To study the role of LRIG2 as a prognostic factor in oligodendroglioma, LRIG2 expression was analyzed in 65 human oligodendrogliomas by immunohistochemistry. Cytoplasmic LRIG2 expression was an independent prognostic factor associated with poor oligodendroglioma patient survival. The possible functional role of LRIG2 in oligodendroglioma biology was further investigated using the RCAS/tv-a mouse model. Tumors resembling human oligodendroglioma were induced by intracranial injection of PDGFB carrying RCAS retroviruses into newborn Ntv-a mice. Lrig2 wild-type animals developed tumors at a higher frequency and of higher malignancy than the Lrig2 knock-out mice. This result supports the notion that LRIG2 promotes PDGF-induced oligodendroglioma genesis. A possible molecular mechanism was revealed as LRIG2 overexpression increased PDGFRa levels in transfected cells. In summary, we identified a new gene named LRIG2, showed that it is expressed in a variety of tissues during development and in adulthood, knocked it out and found that it was required for proper animal growth, health, and reproduction. We also found that Lrig2 expression promoted PDGF-induced oligodendroglioma genesis and was associated with poor oligodendroglioma patient survival, possibly via a PDGFRa stabilizing function.
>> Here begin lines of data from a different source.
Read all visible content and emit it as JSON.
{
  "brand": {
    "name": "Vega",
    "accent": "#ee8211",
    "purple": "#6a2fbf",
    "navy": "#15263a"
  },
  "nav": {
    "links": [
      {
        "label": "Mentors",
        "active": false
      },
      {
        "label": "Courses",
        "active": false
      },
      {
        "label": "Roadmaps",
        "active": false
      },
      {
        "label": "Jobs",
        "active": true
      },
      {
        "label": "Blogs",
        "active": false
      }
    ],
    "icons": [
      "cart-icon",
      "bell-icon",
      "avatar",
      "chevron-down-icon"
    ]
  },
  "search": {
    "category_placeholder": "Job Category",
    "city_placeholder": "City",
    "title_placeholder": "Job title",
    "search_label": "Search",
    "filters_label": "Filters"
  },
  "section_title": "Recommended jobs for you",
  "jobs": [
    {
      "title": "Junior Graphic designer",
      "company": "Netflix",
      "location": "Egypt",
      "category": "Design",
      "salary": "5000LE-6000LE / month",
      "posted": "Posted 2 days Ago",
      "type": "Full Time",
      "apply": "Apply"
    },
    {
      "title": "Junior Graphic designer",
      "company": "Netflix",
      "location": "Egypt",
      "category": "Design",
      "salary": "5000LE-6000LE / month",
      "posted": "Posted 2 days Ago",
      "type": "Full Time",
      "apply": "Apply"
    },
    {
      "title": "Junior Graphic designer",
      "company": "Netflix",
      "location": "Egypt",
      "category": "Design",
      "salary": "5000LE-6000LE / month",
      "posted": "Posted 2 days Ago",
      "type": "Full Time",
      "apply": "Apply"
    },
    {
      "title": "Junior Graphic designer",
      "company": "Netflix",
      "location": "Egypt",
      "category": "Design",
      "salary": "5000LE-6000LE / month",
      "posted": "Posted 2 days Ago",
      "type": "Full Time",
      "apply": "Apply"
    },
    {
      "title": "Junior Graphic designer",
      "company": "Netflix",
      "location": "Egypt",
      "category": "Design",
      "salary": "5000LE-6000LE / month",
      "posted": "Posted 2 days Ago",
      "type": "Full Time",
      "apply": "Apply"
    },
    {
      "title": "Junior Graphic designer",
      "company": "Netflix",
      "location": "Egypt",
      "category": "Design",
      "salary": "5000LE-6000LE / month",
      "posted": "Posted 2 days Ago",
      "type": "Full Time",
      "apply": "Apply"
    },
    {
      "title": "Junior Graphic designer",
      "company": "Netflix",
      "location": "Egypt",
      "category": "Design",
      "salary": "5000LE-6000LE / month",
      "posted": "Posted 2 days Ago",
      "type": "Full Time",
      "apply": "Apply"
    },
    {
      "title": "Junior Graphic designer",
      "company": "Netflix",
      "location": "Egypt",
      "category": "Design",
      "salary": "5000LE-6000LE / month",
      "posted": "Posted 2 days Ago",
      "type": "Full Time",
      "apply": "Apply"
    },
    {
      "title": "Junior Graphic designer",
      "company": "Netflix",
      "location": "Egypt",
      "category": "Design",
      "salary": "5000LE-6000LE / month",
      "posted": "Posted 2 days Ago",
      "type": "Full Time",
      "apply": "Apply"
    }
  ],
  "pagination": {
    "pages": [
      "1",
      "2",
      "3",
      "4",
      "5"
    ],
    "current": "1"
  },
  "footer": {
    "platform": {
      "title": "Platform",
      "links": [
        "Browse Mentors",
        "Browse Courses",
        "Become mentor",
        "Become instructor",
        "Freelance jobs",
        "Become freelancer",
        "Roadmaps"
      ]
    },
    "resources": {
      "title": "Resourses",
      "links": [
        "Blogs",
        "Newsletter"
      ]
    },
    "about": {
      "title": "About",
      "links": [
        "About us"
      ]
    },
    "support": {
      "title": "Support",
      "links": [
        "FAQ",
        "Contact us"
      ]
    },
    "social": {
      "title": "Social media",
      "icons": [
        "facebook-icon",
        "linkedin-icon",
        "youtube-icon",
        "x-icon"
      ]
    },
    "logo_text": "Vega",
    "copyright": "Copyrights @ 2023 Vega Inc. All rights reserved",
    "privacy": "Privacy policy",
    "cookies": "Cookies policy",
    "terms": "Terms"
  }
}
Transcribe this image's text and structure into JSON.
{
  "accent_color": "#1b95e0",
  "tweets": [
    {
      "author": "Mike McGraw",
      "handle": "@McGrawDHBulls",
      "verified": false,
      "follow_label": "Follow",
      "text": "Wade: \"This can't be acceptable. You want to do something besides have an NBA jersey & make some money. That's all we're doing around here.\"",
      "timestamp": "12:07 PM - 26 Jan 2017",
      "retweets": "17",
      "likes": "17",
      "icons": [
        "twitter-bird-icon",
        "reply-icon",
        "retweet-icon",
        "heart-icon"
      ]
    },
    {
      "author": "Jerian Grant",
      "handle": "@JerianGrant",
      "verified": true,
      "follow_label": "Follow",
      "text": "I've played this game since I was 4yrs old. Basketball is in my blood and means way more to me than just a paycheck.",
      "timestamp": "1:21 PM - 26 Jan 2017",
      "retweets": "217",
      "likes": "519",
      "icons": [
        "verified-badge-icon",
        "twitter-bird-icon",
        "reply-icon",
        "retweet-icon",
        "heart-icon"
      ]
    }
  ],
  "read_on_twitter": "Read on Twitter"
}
Place, publisher, year, edition, pages
Umeå: University, 2010. 52 p.
Series
Umeå University medical dissertations, ISSN 0346-6612 ; 1346
Keyword
LRIG, PDGF, oligodendroglioma
National Category
Medical and Health Sciences
Research subject
Oncology
Identifiers
urn:nbn:se:umu:diva-33784 (URN)978-91-7459-011-1 (ISBN)
Public defence
2010-05-28, Sal 244 Lionssalen, By 7, Norrlands universitetssjukhus, Umeå, 09:00 (Swedish)
Opponent
Supervisors
Available from: 2010-05-10 Created: 2010-05-06 Last updated: 2010-05-10Bibliographically approved

Open Access in DiVA

No full text

Other links

Publisher's full textPubMed

Search in DiVA

By author/editor
Holmlund, CamillaNilsson, JonasGuo, DongshengStarefeldt, AnnaGolovleva, IrinaHenriksson, RogerHedman, Håkan
By organisation
OncologyUmeå Centre for Molecular Medicine (UCMM)Medical and Clinical Genetics
In the same journal
Gene
Medical and Health Sciences

Search outside of DiVA

GoogleGoogle Scholar

doi
pubmed
urn-nbn

Altmetric score

doi
pubmed
urn-nbn
Total: 151 hits
CiteExportLink to record
Permanent link

Direct link
Cite
Citation style
  • apa
  • ieee
  • modern-language-association-8th-edition
  • vancouver
  • Other style
More styles
Language
  • de-DE
  • en-GB
  • en-US
  • fi-FI
  • nn-NO
  • nn-NB
  • sv-SE
  • Other locale
More languages
Output format
  • html
  • text
  • asciidoc
  • rtf